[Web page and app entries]

************

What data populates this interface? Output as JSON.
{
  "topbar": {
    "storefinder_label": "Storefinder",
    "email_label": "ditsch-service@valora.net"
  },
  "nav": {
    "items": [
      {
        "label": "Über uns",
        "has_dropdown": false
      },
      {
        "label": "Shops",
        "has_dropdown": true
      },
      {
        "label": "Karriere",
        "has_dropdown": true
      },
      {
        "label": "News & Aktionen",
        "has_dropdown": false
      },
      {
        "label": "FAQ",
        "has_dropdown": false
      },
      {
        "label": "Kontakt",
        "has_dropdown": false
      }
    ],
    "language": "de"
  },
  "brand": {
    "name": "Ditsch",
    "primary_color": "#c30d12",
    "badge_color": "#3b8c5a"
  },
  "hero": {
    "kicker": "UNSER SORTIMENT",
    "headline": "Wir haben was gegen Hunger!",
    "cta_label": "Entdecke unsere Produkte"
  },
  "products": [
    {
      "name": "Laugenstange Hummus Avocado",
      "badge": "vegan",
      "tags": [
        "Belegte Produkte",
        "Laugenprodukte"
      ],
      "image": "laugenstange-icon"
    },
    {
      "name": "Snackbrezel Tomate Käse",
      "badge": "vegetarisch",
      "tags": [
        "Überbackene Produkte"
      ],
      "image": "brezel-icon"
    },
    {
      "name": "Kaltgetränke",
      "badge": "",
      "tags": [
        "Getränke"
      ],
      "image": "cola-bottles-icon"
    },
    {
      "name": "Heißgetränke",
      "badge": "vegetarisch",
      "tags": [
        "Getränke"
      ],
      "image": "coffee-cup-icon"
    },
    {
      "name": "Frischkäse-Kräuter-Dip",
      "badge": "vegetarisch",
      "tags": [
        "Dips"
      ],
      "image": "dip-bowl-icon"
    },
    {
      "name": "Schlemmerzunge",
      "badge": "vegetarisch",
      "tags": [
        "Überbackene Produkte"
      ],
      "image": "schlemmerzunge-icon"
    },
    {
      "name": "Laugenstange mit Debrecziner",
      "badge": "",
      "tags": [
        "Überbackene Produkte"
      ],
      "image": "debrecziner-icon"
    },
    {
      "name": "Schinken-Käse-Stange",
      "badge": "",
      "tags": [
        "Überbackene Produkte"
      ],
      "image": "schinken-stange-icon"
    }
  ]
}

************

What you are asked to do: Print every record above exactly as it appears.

Exercise output:
What data populates this interface? Output as JSON.
{
  "topbar": {
    "storefinder_label": "Storefinder",
    "email_label": "ditsch-service@valora.net"
  },
  "nav": {
    "items": [
      {
        "label": "Über uns",
        "has_dropdown": false
      },
      {
        "label": "Shops",
        "has_dropdown": true
      },
      {
        "label": "Karriere",
        "has_dropdown": true
      },
      {
        "label": "News & Aktionen",
        "has_dropdown": false
      },
      {
        "label": "FAQ",
        "has_dropdown": false
      },
      {
        "label": "Kontakt",
        "has_dropdown": false
      }
    ],
    "language": "de"
  },
  "brand": {
    "name": "Ditsch",
    "primary_color": "#c30d12",
    "badge_color": "#3b8c5a"
  },
  "hero": {
    "kicker": "UNSER SORTIMENT",
    "headline": "Wir haben was gegen Hunger!",
    "cta_label": "Entdecke unsere Produkte"
  },
  "products": [
    {
      "name": "Laugenstange Hummus Avocado",
      "badge": "vegan",
      "tags": [
        "Belegte Produkte",
        "Laugenprodukte"
      ],
      "image": "laugenstange-icon"
    },
    {
      "name": "Snackbrezel Tomate Käse",
      "badge": "vegetarisch",
      "tags": [
        "Überbackene Produkte"
      ],
      "image": "brezel-icon"
    },
    {
      "name": "Kaltgetränke",
      "badge": "",
      "tags": [
        "Getränke"
      ],
      "image": "cola-bottles-icon"
    },
    {
      "name": "Heißgetränke",
      "badge": "vegetarisch",
      "tags": [
        "Getränke"
      ],
      "image": "coffee-cup-icon"
    },
    {
      "name": "Frischkäse-Kräuter-Dip",
      "badge": "vegetarisch",
      "tags": [
        "Dips"
      ],
      "image": "dip-bowl-icon"
    },
    {
      "name": "Schlemmerzunge",
      "badge": "vegetarisch",
      "tags": [
        "Überbackene Produkte"
      ],
      "image": "schlemmerzunge-icon"
    },
    {
      "name": "Laugenstange mit Debrecziner",
      "badge": "",
      "tags": [
        "Überbackene Produkte"
      ],
      "image": "debrecziner-icon"
    },
    {
      "name": "Schinken-Käse-Stange",
      "badge": "",
      "tags": [
        "Überbackene Produkte"
      ],
      "image": "schinken-stange-icon"
    }
  ]
}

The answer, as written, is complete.